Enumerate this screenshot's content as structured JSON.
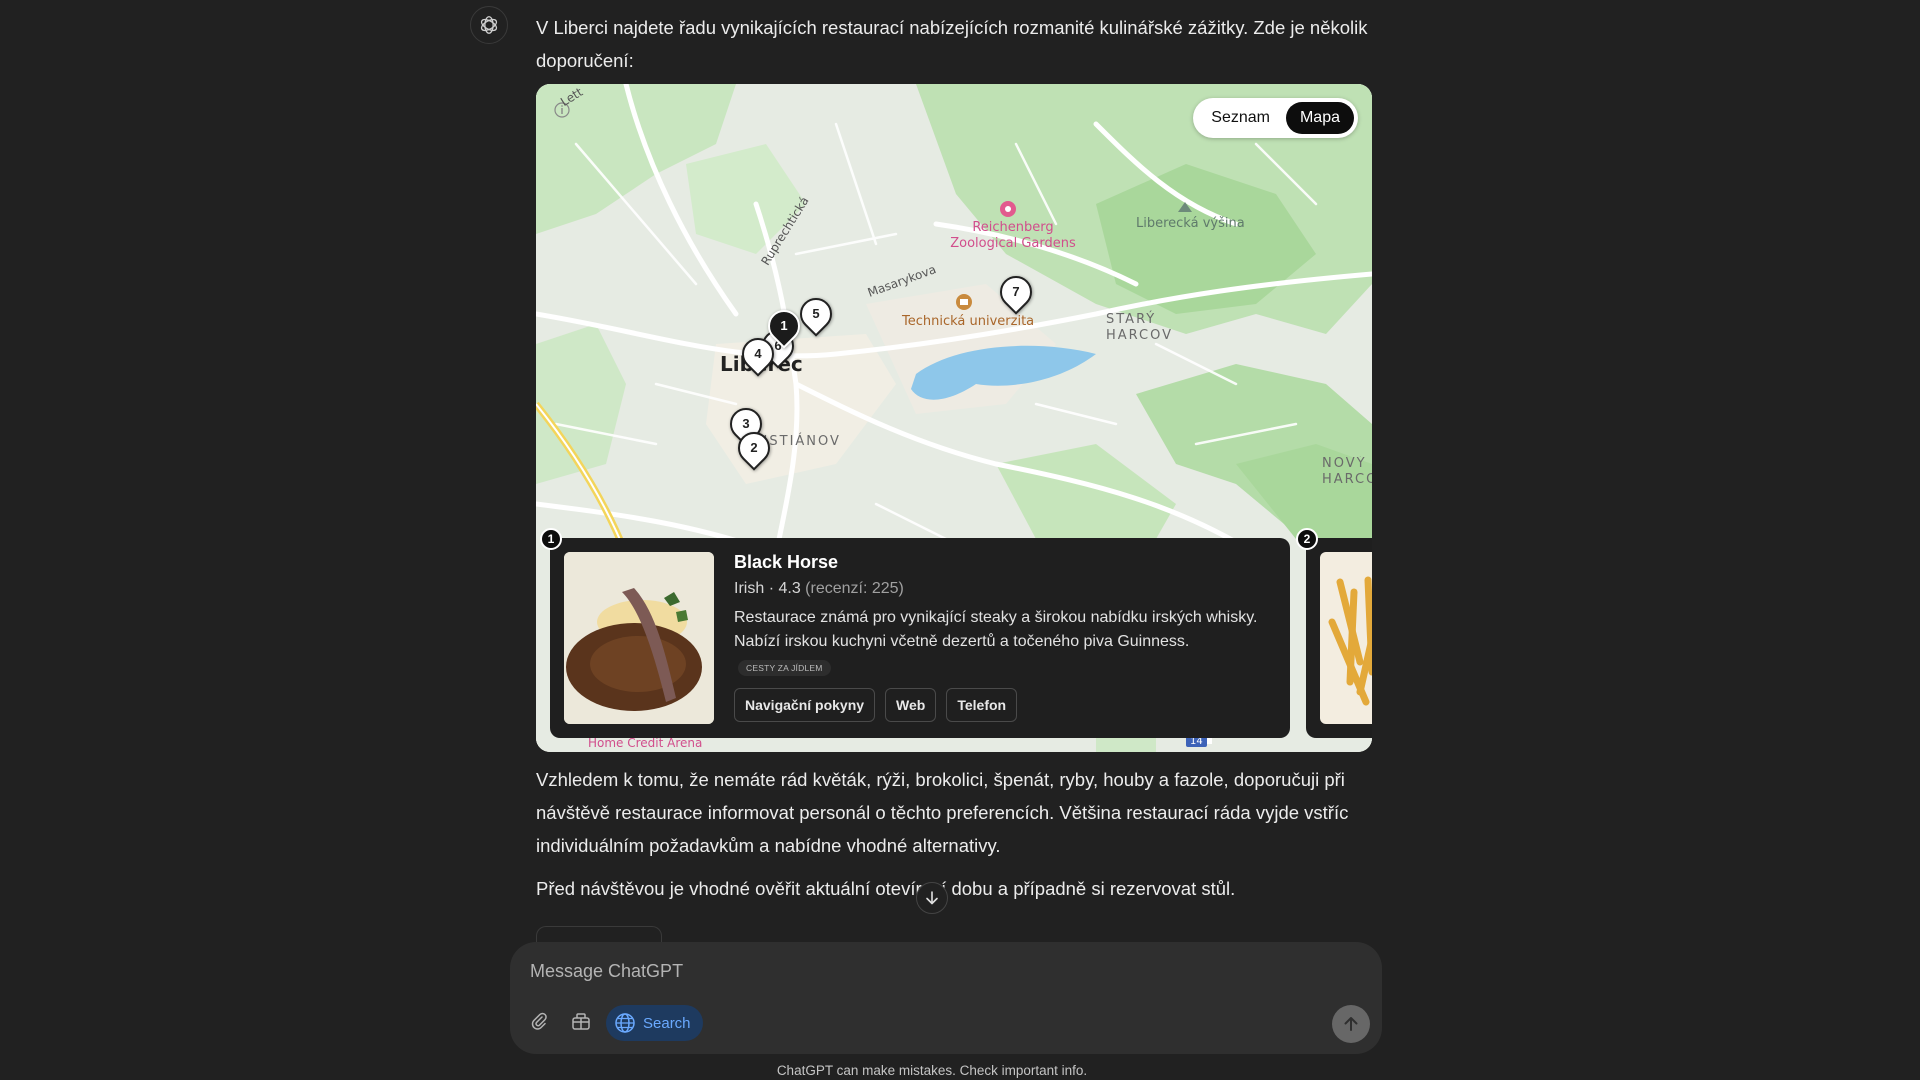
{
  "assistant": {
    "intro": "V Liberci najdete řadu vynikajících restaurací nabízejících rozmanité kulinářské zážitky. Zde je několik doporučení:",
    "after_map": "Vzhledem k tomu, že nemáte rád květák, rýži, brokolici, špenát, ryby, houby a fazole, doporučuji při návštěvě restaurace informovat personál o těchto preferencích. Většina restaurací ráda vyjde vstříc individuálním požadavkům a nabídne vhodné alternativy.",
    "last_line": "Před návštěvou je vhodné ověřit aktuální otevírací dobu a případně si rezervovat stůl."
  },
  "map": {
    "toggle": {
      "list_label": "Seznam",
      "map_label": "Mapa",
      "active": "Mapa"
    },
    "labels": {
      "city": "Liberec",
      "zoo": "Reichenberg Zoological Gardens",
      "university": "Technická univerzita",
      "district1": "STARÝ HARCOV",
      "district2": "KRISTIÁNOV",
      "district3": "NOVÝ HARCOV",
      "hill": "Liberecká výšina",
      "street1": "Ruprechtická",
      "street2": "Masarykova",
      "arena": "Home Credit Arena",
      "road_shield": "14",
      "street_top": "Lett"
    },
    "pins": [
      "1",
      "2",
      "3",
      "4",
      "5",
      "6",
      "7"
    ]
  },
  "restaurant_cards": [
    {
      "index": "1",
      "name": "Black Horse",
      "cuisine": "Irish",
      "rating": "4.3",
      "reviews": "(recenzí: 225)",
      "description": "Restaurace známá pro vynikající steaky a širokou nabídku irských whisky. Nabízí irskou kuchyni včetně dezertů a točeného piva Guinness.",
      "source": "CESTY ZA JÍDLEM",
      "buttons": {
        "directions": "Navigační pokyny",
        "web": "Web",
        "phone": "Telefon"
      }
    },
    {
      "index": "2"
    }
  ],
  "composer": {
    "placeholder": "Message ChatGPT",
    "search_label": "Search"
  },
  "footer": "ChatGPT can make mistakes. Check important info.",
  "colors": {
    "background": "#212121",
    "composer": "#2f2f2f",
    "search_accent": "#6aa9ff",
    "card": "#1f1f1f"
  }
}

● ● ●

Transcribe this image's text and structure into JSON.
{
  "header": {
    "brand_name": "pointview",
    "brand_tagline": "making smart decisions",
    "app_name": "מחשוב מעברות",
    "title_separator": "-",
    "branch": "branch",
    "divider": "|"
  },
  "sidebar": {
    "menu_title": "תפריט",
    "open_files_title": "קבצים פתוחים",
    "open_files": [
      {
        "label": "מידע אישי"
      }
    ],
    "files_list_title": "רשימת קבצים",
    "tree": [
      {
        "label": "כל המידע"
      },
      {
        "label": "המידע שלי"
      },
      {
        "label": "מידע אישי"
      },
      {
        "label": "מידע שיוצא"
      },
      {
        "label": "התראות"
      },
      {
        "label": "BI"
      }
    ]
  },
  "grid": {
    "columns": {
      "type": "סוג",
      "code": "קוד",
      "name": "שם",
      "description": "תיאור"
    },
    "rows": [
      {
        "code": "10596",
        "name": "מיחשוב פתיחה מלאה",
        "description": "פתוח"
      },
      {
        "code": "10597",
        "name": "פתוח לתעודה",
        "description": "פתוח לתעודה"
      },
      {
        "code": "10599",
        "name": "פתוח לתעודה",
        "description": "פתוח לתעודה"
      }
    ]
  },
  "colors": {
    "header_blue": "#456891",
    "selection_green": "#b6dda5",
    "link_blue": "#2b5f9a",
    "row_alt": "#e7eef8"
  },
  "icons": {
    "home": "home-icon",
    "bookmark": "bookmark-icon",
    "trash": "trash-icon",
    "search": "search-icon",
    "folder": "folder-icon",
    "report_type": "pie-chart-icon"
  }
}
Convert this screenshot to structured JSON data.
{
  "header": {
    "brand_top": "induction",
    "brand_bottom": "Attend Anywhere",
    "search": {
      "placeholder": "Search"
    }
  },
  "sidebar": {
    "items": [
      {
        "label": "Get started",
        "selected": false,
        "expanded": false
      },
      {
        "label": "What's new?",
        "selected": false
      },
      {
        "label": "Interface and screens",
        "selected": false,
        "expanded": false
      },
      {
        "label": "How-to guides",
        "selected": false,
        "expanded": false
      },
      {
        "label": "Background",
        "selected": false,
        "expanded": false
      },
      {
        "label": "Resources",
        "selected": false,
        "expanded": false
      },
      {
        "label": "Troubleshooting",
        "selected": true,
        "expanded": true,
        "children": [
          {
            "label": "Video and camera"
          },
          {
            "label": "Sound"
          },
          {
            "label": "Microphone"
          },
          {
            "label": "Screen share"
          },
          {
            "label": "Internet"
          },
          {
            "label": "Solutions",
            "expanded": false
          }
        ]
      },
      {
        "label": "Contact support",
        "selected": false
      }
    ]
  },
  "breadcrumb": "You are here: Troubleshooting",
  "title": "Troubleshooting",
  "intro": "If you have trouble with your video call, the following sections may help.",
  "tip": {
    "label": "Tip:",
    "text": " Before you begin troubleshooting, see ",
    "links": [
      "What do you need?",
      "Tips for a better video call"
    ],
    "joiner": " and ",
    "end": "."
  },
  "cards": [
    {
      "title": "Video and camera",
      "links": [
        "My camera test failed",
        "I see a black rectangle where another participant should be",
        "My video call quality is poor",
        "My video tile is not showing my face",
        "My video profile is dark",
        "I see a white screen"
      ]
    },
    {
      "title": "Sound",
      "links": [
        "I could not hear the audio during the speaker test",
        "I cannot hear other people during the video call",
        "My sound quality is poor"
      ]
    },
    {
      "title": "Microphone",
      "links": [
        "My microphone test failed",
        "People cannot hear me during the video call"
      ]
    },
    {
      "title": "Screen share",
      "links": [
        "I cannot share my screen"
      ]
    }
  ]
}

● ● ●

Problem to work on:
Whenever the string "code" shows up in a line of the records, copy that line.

Response to this task:
      "code": "קוד",
        "code": "10596",
        "code": "10597",
        "code": "10599",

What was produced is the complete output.